| RECORDS FOR THIS TASK |
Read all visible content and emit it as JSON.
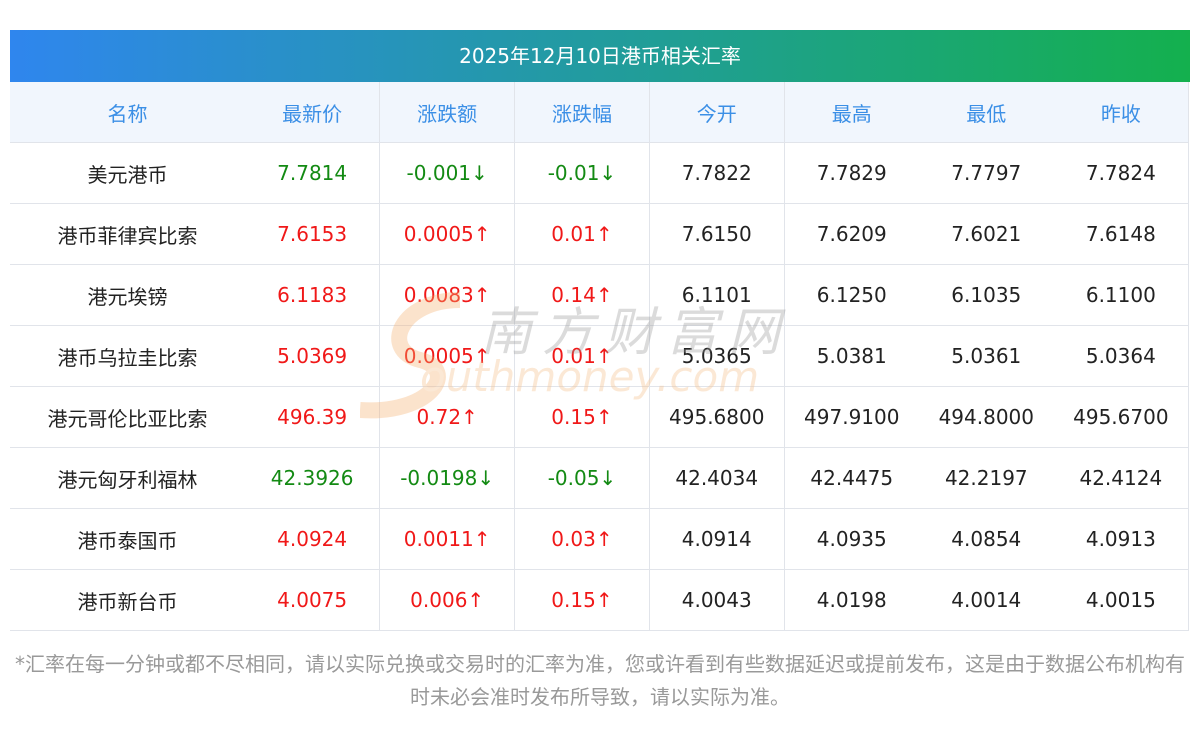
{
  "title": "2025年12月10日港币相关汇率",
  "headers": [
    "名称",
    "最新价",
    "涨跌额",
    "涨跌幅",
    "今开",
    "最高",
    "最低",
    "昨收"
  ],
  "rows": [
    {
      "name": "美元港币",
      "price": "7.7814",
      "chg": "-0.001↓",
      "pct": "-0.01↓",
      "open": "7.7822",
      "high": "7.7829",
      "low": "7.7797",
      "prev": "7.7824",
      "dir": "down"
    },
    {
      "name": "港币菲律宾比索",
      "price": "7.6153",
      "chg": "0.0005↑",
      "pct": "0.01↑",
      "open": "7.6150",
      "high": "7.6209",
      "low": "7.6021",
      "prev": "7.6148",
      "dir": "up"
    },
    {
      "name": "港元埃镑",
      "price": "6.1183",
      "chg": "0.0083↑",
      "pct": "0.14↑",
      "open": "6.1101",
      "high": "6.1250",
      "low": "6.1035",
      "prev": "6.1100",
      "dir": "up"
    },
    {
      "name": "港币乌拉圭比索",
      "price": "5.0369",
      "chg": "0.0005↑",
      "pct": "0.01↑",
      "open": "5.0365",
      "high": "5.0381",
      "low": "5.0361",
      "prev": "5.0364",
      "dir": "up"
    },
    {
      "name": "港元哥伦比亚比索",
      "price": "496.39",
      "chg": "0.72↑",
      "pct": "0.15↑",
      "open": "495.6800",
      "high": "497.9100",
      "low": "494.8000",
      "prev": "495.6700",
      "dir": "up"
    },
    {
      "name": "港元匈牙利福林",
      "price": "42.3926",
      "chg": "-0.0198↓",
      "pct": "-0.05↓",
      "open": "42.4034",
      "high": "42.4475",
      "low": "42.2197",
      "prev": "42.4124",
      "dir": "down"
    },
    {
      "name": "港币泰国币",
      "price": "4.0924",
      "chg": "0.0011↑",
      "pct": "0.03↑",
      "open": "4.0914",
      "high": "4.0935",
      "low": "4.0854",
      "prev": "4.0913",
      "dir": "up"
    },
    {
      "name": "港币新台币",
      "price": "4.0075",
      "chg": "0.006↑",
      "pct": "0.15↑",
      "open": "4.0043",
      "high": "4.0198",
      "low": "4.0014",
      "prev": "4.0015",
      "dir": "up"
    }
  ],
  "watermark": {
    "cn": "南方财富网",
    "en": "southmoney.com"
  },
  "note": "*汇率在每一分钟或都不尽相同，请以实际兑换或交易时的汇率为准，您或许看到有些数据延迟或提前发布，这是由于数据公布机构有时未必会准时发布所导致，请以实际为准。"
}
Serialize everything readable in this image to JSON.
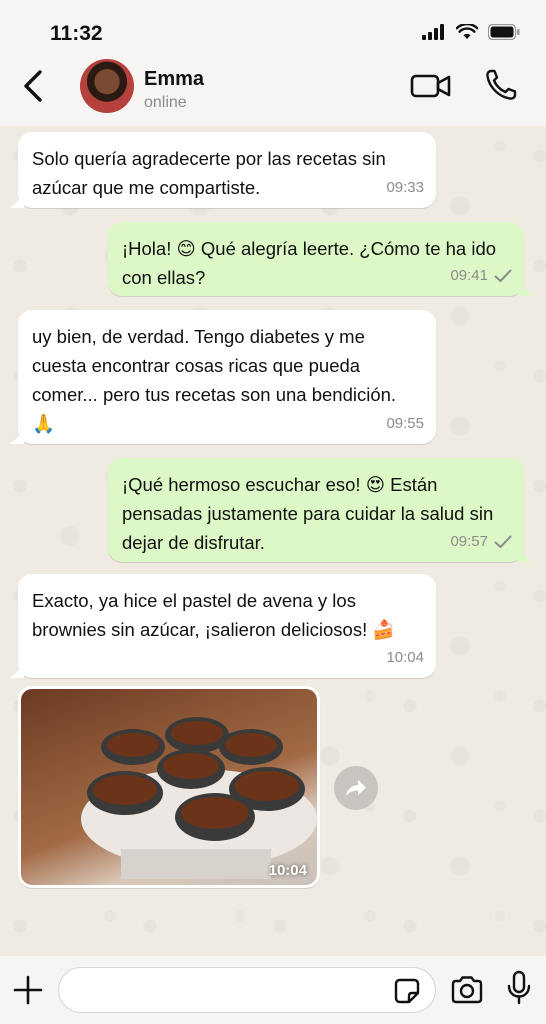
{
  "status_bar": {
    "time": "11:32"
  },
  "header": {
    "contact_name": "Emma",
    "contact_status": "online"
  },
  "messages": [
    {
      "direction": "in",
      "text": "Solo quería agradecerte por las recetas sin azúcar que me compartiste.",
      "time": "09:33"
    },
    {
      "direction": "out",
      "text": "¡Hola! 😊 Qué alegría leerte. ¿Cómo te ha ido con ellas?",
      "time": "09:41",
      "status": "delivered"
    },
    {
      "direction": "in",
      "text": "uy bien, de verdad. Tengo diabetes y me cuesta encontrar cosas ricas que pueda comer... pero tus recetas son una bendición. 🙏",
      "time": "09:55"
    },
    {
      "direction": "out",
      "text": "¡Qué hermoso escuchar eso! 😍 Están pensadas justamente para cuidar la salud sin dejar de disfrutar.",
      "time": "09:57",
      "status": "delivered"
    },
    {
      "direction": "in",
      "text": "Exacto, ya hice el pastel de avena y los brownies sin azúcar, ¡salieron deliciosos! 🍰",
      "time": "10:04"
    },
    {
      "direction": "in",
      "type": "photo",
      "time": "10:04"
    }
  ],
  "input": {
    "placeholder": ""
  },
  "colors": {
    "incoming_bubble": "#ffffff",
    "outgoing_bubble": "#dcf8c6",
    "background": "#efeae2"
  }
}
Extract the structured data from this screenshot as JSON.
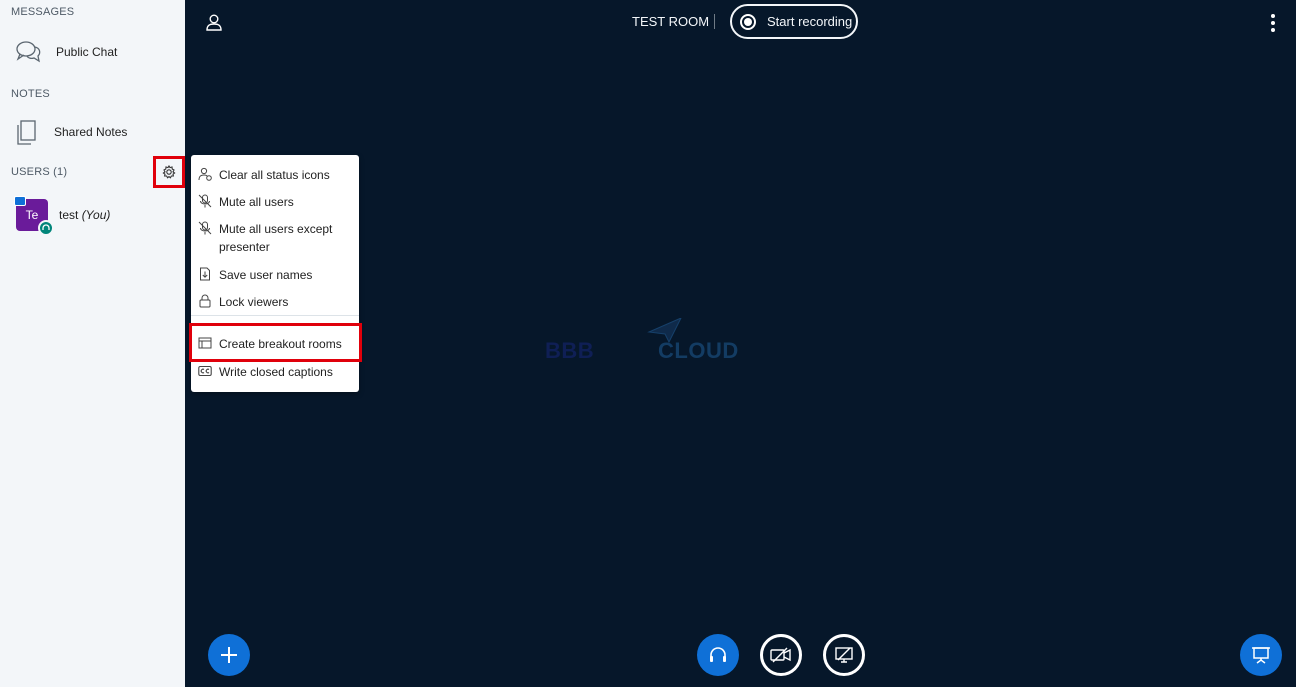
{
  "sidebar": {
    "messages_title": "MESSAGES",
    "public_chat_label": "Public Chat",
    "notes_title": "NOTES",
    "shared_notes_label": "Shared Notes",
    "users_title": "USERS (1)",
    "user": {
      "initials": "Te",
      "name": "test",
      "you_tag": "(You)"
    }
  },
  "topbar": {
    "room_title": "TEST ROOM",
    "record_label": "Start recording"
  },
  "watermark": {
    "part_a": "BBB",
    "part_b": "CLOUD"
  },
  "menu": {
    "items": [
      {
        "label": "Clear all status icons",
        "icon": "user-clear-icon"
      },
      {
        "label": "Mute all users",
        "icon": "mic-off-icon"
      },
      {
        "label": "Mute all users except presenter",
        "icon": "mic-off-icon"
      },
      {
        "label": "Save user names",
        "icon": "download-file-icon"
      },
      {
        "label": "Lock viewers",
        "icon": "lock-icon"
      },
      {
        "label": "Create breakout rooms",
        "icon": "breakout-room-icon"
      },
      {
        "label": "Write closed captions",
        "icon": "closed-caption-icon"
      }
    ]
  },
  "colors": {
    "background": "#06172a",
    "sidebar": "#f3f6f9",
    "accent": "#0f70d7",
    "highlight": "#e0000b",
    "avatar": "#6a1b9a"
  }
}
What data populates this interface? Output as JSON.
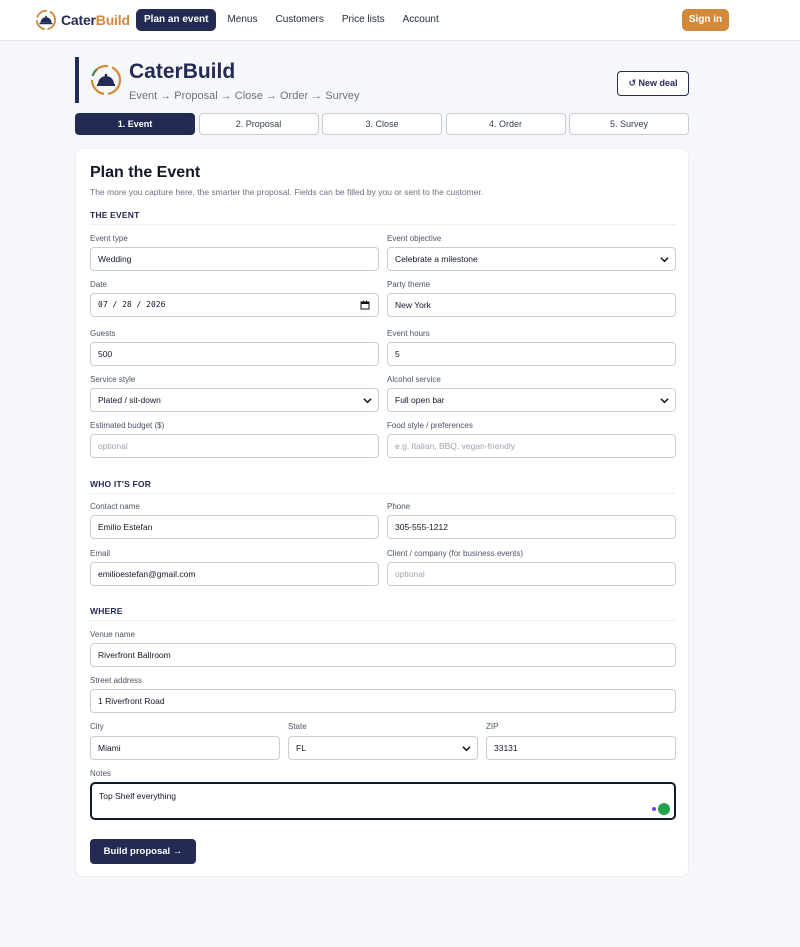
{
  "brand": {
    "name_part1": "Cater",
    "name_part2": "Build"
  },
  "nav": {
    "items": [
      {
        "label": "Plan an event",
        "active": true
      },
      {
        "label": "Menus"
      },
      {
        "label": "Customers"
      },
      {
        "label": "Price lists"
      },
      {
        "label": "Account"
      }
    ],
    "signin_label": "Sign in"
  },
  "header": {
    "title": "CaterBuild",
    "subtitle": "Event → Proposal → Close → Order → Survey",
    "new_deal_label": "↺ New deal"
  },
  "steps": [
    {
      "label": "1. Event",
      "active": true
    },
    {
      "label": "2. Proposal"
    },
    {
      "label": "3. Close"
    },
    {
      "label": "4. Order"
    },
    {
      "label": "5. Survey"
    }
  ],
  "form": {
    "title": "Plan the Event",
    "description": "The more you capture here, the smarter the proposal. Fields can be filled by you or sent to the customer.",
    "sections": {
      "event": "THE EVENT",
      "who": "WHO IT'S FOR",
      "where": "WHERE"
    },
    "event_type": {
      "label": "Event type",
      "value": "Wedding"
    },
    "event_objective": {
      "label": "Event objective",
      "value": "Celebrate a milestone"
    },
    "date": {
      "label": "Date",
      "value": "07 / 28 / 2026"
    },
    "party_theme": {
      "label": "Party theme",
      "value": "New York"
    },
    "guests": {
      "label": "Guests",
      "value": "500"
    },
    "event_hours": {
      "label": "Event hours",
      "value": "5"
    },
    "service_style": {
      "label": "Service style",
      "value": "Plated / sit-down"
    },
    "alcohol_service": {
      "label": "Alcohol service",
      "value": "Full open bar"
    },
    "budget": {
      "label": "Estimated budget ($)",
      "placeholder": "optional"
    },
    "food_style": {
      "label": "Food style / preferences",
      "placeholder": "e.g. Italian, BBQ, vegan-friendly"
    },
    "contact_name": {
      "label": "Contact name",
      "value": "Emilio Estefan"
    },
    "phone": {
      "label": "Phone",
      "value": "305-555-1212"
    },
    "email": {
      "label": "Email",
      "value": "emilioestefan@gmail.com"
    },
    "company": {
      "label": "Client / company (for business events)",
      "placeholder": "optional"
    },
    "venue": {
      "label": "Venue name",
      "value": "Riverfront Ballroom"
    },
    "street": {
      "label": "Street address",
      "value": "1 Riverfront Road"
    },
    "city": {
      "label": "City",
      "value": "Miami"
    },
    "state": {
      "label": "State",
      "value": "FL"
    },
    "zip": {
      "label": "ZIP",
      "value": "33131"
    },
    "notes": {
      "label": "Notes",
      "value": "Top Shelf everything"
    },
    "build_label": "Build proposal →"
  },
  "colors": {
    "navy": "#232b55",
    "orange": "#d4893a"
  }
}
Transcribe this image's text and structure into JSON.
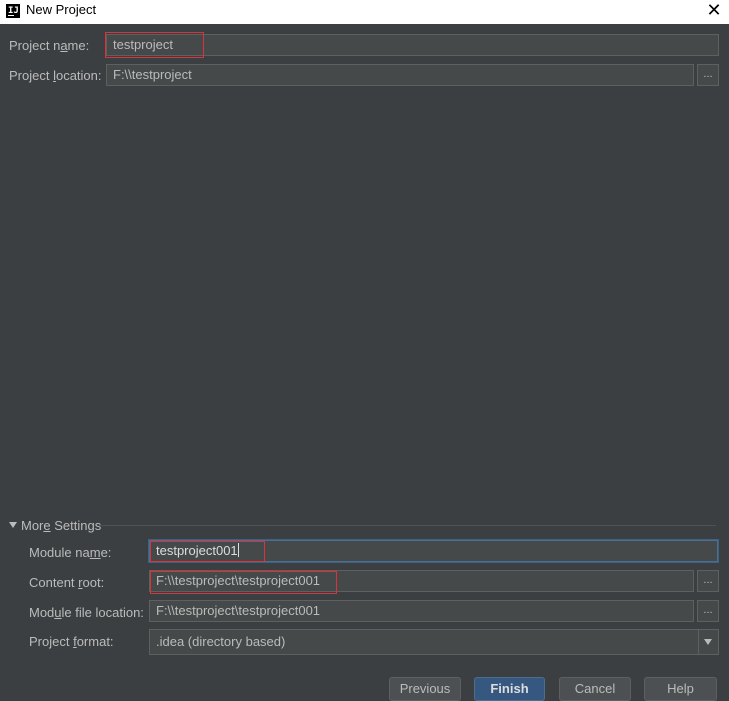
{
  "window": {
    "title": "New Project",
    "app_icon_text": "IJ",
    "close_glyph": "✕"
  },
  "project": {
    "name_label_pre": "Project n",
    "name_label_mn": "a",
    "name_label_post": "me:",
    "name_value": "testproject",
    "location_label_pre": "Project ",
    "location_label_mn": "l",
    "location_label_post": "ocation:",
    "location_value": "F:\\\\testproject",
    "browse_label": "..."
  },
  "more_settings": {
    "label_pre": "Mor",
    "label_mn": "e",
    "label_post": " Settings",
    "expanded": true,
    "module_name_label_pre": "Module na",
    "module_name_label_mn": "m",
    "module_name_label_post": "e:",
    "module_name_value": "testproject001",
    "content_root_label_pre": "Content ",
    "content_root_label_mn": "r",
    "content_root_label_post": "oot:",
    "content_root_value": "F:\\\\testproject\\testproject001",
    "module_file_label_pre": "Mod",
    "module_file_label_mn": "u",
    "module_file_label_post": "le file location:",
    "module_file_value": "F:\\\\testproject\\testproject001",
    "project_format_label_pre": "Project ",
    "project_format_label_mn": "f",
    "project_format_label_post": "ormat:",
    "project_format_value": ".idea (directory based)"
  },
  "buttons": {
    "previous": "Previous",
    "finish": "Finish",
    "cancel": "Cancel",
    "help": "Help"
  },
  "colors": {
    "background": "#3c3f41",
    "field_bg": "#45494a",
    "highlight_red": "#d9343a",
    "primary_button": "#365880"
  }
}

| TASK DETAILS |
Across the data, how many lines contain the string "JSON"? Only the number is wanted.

| RESULT OF THIS TASK |
5